We have an 18 to 25 trust, covering four children. Two of the four have are over 18, and the trustees want to make a part payment to one of them. We have to calculate the exit charge.
The examples I can find all relate to a single beneficiary, not the multiple beneficiaries we have here. This cannot be an unusual situation (although I have not come across it before) so I hope someone can answer this, or point me towards an answer.
I understand that, in calculating the charge, we are looking at the value at the date of death, not the current value.
However, in calculating the exit charge, are we bringing into account
a. only the 1/4 share of the beneficiary receiving the payment, or
b. that share plus the share of the other child who has reached 18, as these are the parts of the fund now being treated as relevant property, or
c. the whole trust fund, including the shares of the two children who have not reached 18?
Colemans Solicitors LLP
I believe you calculate the effective rate using the value of the whole trust at the time it became relevant property.
Then apply this effective rate to the amount being appointed to the beneficiary, apportioning the tax for the number of whole quarters from that date the beneficiary attained 18 yrs to the date of the appointment (n/40 where n is the number of quarters from 18 yrs to the appointment)
New Quadrant Partners Ltd
You are certainly right that the exit charge has to be calculated on the basis of the date of death value.
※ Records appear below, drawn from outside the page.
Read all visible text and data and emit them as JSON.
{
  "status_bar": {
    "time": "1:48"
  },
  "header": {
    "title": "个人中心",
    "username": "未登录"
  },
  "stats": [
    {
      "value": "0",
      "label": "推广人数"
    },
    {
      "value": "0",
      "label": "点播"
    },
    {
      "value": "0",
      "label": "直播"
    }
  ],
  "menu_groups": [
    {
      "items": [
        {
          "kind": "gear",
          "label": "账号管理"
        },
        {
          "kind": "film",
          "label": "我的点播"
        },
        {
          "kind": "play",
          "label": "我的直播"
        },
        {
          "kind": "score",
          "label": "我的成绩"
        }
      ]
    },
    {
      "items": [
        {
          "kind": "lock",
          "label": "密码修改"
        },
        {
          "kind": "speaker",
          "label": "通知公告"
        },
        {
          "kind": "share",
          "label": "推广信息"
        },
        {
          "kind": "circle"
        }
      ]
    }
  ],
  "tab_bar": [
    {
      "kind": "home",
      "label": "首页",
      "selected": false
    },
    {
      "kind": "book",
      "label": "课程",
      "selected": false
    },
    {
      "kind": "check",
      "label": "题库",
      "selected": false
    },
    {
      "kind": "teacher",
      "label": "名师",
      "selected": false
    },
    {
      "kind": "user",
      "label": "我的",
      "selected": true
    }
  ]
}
As I read IHTA s71F(9) you have to bring in the other shares which are within the 18-25 rules, again at date of death value, but I wouldn’t bet my house on the fact.
My only practical experience of an exit charge in a similar case seemed to show that HMRC did not understand these rules. And, of course, IHT100 and its sub-forms, which have, shamefully, never been updated to take account of the 2006 changes, let alone more recent changes, make no provision for them. As far as I am aware 18 to 25 trusts were ignored in the drawn out review of the relevant property rules a few years ago.
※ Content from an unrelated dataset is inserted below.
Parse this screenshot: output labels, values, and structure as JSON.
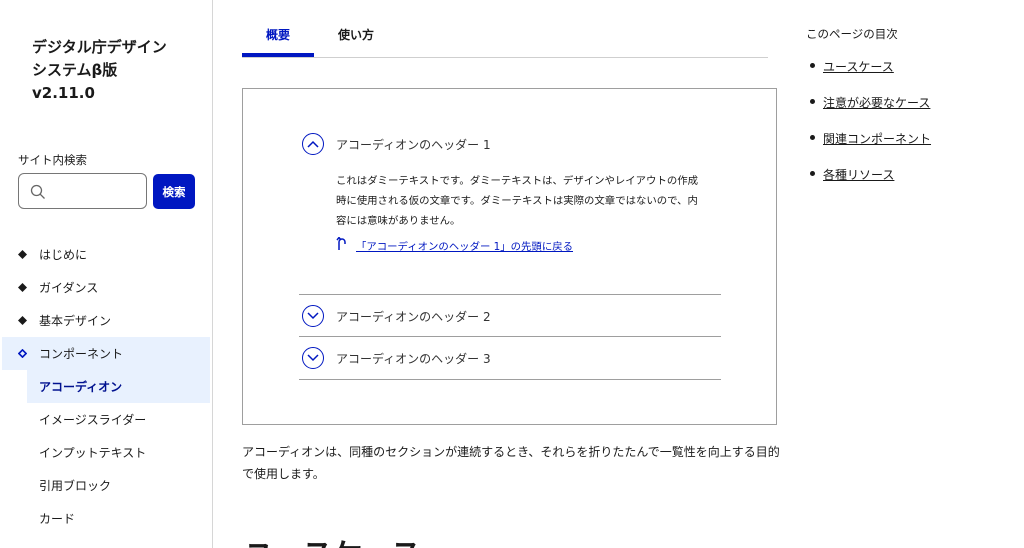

I suspect that, in practice, significant charges under the rules are fairly rare, because, where valuable assets are involved, most settlors and trustees will have arranged not to give young adults outright interests at 25.
Irwin Mitchell Private Wealth
Colemans Solicitors LLP